**WHAT YOU NEED TO DO:**
All entries below are to be retyped in full, precisely as they appear.

**DATA FOR PROCESSING:**
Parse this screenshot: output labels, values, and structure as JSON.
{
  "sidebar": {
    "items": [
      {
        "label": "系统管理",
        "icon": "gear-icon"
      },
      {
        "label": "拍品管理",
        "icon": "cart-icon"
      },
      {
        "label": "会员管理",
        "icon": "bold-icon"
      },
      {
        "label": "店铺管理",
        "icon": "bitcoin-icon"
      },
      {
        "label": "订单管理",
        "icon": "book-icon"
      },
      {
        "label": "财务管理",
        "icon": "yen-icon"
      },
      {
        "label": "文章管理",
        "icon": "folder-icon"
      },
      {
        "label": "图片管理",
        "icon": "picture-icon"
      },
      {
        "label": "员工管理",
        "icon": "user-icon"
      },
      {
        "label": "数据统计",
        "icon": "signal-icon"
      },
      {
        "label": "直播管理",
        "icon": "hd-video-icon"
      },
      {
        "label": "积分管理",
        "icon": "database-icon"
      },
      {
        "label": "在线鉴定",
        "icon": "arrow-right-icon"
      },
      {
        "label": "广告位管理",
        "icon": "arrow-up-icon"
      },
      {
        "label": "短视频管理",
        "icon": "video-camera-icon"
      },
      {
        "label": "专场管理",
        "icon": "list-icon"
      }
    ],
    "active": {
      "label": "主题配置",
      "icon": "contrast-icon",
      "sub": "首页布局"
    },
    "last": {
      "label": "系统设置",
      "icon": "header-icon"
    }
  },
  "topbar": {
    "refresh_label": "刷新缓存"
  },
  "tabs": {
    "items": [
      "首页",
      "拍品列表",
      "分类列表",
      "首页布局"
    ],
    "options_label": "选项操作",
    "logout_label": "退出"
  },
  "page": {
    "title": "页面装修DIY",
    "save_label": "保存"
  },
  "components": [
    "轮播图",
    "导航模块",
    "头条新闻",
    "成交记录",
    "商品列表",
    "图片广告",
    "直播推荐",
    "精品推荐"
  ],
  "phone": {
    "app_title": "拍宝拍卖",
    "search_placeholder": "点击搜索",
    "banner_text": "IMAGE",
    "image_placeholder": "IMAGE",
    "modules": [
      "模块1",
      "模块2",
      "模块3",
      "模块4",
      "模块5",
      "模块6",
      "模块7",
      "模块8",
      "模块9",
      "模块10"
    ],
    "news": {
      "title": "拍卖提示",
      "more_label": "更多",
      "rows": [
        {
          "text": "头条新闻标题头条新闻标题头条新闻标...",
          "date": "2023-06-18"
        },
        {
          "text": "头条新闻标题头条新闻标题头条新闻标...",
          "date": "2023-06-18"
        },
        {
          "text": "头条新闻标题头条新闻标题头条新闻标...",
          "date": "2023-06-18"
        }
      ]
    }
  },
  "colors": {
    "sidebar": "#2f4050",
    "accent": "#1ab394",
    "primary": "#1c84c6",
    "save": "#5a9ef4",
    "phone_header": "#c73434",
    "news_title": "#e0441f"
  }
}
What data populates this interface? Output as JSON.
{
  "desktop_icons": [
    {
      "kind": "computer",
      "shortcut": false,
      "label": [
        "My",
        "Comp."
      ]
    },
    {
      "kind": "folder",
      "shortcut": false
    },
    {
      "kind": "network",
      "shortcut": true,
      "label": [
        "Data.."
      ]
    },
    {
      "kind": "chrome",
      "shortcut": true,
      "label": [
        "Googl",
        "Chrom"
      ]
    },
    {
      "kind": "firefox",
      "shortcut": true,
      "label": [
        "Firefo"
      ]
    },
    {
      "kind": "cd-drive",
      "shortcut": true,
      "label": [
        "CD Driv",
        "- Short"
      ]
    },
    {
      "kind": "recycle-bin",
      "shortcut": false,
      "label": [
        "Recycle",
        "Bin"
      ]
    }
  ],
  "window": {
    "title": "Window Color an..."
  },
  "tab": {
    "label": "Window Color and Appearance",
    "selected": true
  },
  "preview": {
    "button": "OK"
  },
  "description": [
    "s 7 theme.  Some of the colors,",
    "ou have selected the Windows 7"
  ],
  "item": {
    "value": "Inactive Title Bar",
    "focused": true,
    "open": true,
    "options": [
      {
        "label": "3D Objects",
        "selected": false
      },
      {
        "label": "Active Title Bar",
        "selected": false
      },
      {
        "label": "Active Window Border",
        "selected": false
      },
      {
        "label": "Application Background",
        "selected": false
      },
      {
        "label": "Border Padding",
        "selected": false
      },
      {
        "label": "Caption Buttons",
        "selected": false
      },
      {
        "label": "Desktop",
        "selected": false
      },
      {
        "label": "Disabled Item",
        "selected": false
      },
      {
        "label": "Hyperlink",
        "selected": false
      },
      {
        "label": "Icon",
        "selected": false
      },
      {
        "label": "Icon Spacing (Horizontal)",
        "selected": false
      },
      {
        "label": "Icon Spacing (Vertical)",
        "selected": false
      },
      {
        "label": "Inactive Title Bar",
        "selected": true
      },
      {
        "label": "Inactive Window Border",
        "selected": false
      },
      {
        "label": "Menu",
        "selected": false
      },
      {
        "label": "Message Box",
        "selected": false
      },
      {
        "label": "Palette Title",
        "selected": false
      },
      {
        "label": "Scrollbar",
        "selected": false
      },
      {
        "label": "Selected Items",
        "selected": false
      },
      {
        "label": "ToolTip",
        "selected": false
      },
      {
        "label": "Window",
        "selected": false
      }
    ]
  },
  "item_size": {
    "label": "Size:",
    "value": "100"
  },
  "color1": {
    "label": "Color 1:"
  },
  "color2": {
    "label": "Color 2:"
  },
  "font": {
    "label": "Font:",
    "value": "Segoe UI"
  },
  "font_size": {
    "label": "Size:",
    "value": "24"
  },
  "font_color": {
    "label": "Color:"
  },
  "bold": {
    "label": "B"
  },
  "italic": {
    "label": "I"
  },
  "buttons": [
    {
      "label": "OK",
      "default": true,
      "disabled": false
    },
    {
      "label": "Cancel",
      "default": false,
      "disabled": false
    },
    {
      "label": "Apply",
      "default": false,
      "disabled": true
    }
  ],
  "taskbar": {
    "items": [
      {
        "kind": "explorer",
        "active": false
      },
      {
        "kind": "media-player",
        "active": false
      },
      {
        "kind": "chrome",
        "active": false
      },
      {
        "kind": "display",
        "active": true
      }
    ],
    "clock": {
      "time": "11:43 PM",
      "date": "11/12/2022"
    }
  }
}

**RESULT BELOW:**
Parse this screenshot: output labels, values, and structure as JSON.
{
  "sidebar": {
    "items": [
      {
        "label": "系统管理",
        "icon": "gear-icon"
      },
      {
        "label": "拍品管理",
        "icon": "cart-icon"
      },
      {
        "label": "会员管理",
        "icon": "bold-icon"
      },
      {
        "label": "店铺管理",
        "icon": "bitcoin-icon"
      },
      {
        "label": "订单管理",
        "icon": "book-icon"
      },
      {
        "label": "财务管理",
        "icon": "yen-icon"
      },
      {
        "label": "文章管理",
        "icon": "folder-icon"
      },
      {
        "label": "图片管理",
        "icon": "picture-icon"
      },
      {
        "label": "员工管理",
        "icon": "user-icon"
      },
      {
        "label": "数据统计",
        "icon": "signal-icon"
      },
      {
        "label": "直播管理",
        "icon": "hd-video-icon"
      },
      {
        "label": "积分管理",
        "icon": "database-icon"
      },
      {
        "label": "在线鉴定",
        "icon": "arrow-right-icon"
      },
      {
        "label": "广告位管理",
        "icon": "arrow-up-icon"
      },
      {
        "label": "短视频管理",
        "icon": "video-camera-icon"
      },
      {
        "label": "专场管理",
        "icon": "list-icon"
      }
    ],
    "active": {
      "label": "主题配置",
      "icon": "contrast-icon",
      "sub": "首页布局"
    },
    "last": {
      "label": "系统设置",
      "icon": "header-icon"
    }
  },
  "topbar": {
    "refresh_label": "刷新缓存"
  },
  "tabs": {
    "items": [
      "首页",
      "拍品列表",
      "分类列表",
      "首页布局"
    ],
    "options_label": "选项操作",
    "logout_label": "退出"
  },
  "page": {
    "title": "页面装修DIY",
    "save_label": "保存"
  },
  "components": [
    "轮播图",
    "导航模块",
    "头条新闻",
    "成交记录",
    "商品列表",
    "图片广告",
    "直播推荐",
    "精品推荐"
  ],
  "phone": {
    "app_title": "拍宝拍卖",
    "search_placeholder": "点击搜索",
    "banner_text": "IMAGE",
    "image_placeholder": "IMAGE",
    "modules": [
      "模块1",
      "模块2",
      "模块3",
      "模块4",
      "模块5",
      "模块6",
      "模块7",
      "模块8",
      "模块9",
      "模块10"
    ],
    "news": {
      "title": "拍卖提示",
      "more_label": "更多",
      "rows": [
        {
          "text": "头条新闻标题头条新闻标题头条新闻标...",
          "date": "2023-06-18"
        },
        {
          "text": "头条新闻标题头条新闻标题头条新闻标...",
          "date": "2023-06-18"
        },
        {
          "text": "头条新闻标题头条新闻标题头条新闻标...",
          "date": "2023-06-18"
        }
      ]
    }
  },
  "colors": {
    "sidebar": "#2f4050",
    "accent": "#1ab394",
    "primary": "#1c84c6",
    "save": "#5a9ef4",
    "phone_header": "#c73434",
    "news_title": "#e0441f"
  }
}
What data populates this interface? Output as JSON.
{
  "desktop_icons": [
    {
      "kind": "computer",
      "shortcut": false,
      "label": [
        "My",
        "Comp."
      ]
    },
    {
      "kind": "folder",
      "shortcut": false
    },
    {
      "kind": "network",
      "shortcut": true,
      "label": [
        "Data.."
      ]
    },
    {
      "kind": "chrome",
      "shortcut": true,
      "label": [
        "Googl",
        "Chrom"
      ]
    },
    {
      "kind": "firefox",
      "shortcut": true,
      "label": [
        "Firefo"
      ]
    },
    {
      "kind": "cd-drive",
      "shortcut": true,
      "label": [
        "CD Driv",
        "- Short"
      ]
    },
    {
      "kind": "recycle-bin",
      "shortcut": false,
      "label": [
        "Recycle",
        "Bin"
      ]
    }
  ],
  "window": {
    "title": "Window Color an..."
  },
  "tab": {
    "label": "Window Color and Appearance",
    "selected": true
  },
  "preview": {
    "button": "OK"
  },
  "description": [
    "s 7 theme.  Some of the colors,",
    "ou have selected the Windows 7"
  ],
  "item": {
    "value": "Inactive Title Bar",
    "focused": true,
    "open": true,
    "options": [
      {
        "label": "3D Objects",
        "selected": false
      },
      {
        "label": "Active Title Bar",
        "selected": false
      },
      {
        "label": "Active Window Border",
        "selected": false
      },
      {
        "label": "Application Background",
        "selected": false
      },
      {
        "label": "Border Padding",
        "selected": false
      },
      {
        "label": "Caption Buttons",
        "selected": false
      },
      {
        "label": "Desktop",
        "selected": false
      },
      {
        "label": "Disabled Item",
        "selected": false
      },
      {
        "label": "Hyperlink",
        "selected": false
      },
      {
        "label": "Icon",
        "selected": false
      },
      {
        "label": "Icon Spacing (Horizontal)",
        "selected": false
      },
      {
        "label": "Icon Spacing (Vertical)",
        "selected": false
      },
      {
        "label": "Inactive Title Bar",
        "selected": true
      },
      {
        "label": "Inactive Window Border",
        "selected": false
      },
      {
        "label": "Menu",
        "selected": false
      },
      {
        "label": "Message Box",
        "selected": false
      },
      {
        "label": "Palette Title",
        "selected": false
      },
      {
        "label": "Scrollbar",
        "selected": false
      },
      {
        "label": "Selected Items",
        "selected": false
      },
      {
        "label": "ToolTip",
        "selected": false
      },
      {
        "label": "Window",
        "selected": false
      }
    ]
  },
  "item_size": {
    "label": "Size:",
    "value": "100"
  },
  "color1": {
    "label": "Color 1:"
  },
  "color2": {
    "label": "Color 2:"
  },
  "font": {
    "label": "Font:",
    "value": "Segoe UI"
  },
  "font_size": {
    "label": "Size:",
    "value": "24"
  },
  "font_color": {
    "label": "Color:"
  },
  "bold": {
    "label": "B"
  },
  "italic": {
    "label": "I"
  },
  "buttons": [
    {
      "label": "OK",
      "default": true,
      "disabled": false
    },
    {
      "label": "Cancel",
      "default": false,
      "disabled": false
    },
    {
      "label": "Apply",
      "default": false,
      "disabled": true
    }
  ],
  "taskbar": {
    "items": [
      {
        "kind": "explorer",
        "active": false
      },
      {
        "kind": "media-player",
        "active": false
      },
      {
        "kind": "chrome",
        "active": false
      },
      {
        "kind": "display",
        "active": true
      }
    ],
    "clock": {
      "time": "11:43 PM",
      "date": "11/12/2022"
    }
  }
}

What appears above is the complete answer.